[Problem requirements]: Count up the lines below where the word "icon" shows up, and respond with the number alone.

++++++++++++++++++++

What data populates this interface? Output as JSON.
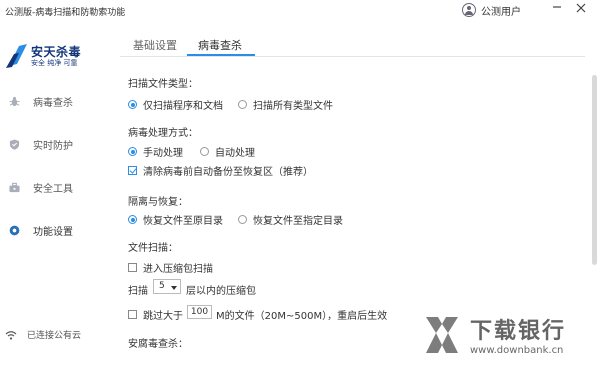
{
  "window": {
    "title": "公测版-病毒扫描和防勒索功能",
    "user_name": "公测用户",
    "minimize_icon": "minimize-icon",
    "close_icon": "close-icon"
  },
  "brand": {
    "name": "安天杀毒",
    "slogan": "安全 纯净 可靠",
    "colors": {
      "primary": "#12357a",
      "accent": "#2b8de3"
    }
  },
  "sidebar": {
    "items": [
      {
        "label": "病毒查杀",
        "icon": "bug-icon",
        "active": false
      },
      {
        "label": "实时防护",
        "icon": "shield-icon",
        "active": false
      },
      {
        "label": "安全工具",
        "icon": "toolbox-icon",
        "active": false
      },
      {
        "label": "功能设置",
        "icon": "gear-icon",
        "active": true
      }
    ],
    "status": "已连接公有云",
    "status_icon": "wifi-icon"
  },
  "tabs": [
    {
      "label": "基础设置",
      "active": false
    },
    {
      "label": "病毒查杀",
      "active": true
    }
  ],
  "settings": {
    "scan_types": {
      "title": "扫描文件类型：",
      "options": [
        "仅扫描程序和文档",
        "扫描所有类型文件"
      ],
      "selected": 0
    },
    "virus_handling": {
      "title": "病毒处理方式：",
      "options": [
        "手动处理",
        "自动处理"
      ],
      "selected": 0,
      "backup_label": "清除病毒前自动备份至恢复区（推荐）",
      "backup_checked": true
    },
    "quarantine": {
      "title": "隔离与恢复：",
      "options": [
        "恢复文件至原目录",
        "恢复文件至指定目录"
      ],
      "selected": 0
    },
    "file_scan": {
      "title": "文件扫描：",
      "archive_label": "进入压缩包扫描",
      "archive_checked": false,
      "scan_prefix": "扫描",
      "depth_value": "5",
      "depth_suffix": "层以内的压缩包",
      "skip_prefix": "跳过大于",
      "skip_value": "100",
      "skip_suffix": "M的文件（20M~500M），重启后生效",
      "skip_checked": false
    },
    "next_section_title": "安腐毒查杀："
  },
  "watermark": {
    "name": "下载银行",
    "url": "www.downbank.cn"
  }
}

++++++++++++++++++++

[Response below]: 7